Madison Leeson: Our obsession with failure

Madi Leeson portrait

Madison Leeson, who is about to graduate from OCAD U’s Criticism & Curatorial Practice program, says we have a problem — a problem exacerbated by how we connect notions of success or failure to economic wins or losses. We’re too obsessed with success, or more accurately, we avoid failure. And, Leeson says, the implications are legion.

Leeson’s thesis paper, “Perceiving Failure: The Absurdity of a Cultural Obsession,” has been selected for presentation at the upcoming Association of Independent Colleges of Art & Design (AICAD) Student Success Conference in Brooklyn, New York, hosted by Pratt Institute.


The widespread implications of a culture obsessed with success are incalculable. This culture, with its deep aversion to failure self-perpetuates, influenced by our unique model of Capitalism. As we shall see, the precarity of this obsession is heightened by institutionalized inequity and cognitive biases. As well, in a society that esteems economic success with such fervor, it follows that there will exist perceptions of success and failure independent of the actual event. These perceptions are presented in this paper in two parts: the Interpersonal, which explores the factors behind success and failure as observed by another, and the Intrapersonal, which establishes perceptions of one’s own success and failure.
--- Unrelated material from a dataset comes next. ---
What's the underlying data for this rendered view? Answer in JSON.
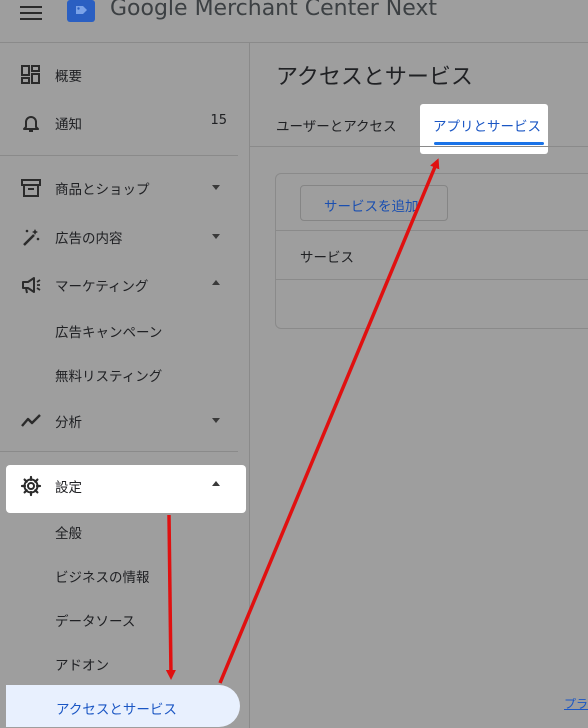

These perceptions can also be affected by preconceived biases, either towards failure (through negative cognitive biases, insecurity, and discriminatory practices) or success (through positive cognitive biases and narcissism).

Malcolm Gladwell’s article for The New Yorker, “The Art of Failure”, looks at the ways in which “implicit” and “explicit” learning affect one’s performance in situations of stress. He categorizes three common causes of failure: i) panicking, where the implicit system takes over and leaves you with only instincts, ii) choking, where the explicit system takes over and removes all your instincts, and iii) stereotype threat, when one falters under the pressure of defying a stereotype (e.g. that women test worse than their male peers on standardized tests). He writes “Isn’t pressure supposed to bring out the best in us? We try harder. We concentrate harder. We get a boost of adrenaline. We care more about how well we perform”, which serves to stress the significance of interpersonal perceptions of success, because one’s perceptions of oneself aren’t – in practice, at least – the most accurate arbiters of success. The arbiters of today are, for the most part, very similar to those that existed two centuries ago; institutions, primarily museums, universities, and the media, hold severe influence over our perceptions of others’ successes and failures, rightly or wrongly.

Western society’s obsession with success – or, more accurately, the avoidance of failure – seems to conflict with the ever-changing art world that promotes innovation, risk, and “new-ness”, but their affinity to Capitalism and its precarious notions of success and failure connect them. Ultimately we must ask ourselves the “big picture” questions: how does this model perpetuate near-constant failure in the pursuit of economic success, and, what are its greater implications?

Read Leeson’s complete thesis paper. 

When she’s not ruminating on cultural critique, Leeson is preparing to head to Eleusis, Greece this fall to pursue a Master’s degree in Heritage Management, via a joint program between the University of Kent and the Athens University of Economics and Business. She has worked extensively across OCAD University departments and initiatives: as a past Peer Mentor, Peer Note Taker, a Library Technician, as Lead of the Acculturation Portfolio on the Syrian Refugee Sponsorship partnership with Ryerson University, Assistant to the Student Advising Centre, and as a Multimedia Designer on various special projects. Oh, and she’s also worked as a Gallery Assistant at the Native Art Gallery in Oakville, and as Director of Youth Programming at the Oakville Arts Council. But the real question: does she sleep?

Leeson’s long term goal is to work as an anthropologist with UN peacekeeping forces, working to resolve the cultural conflicts that threaten much of the world’s oldest and most valuable cultural artifacts and institutions.

In a few weeks we’ll follow up with Leeson to learn about her AICAD conference experience.

— Sarah Mulholland, Manager, Student Communications, OCAD University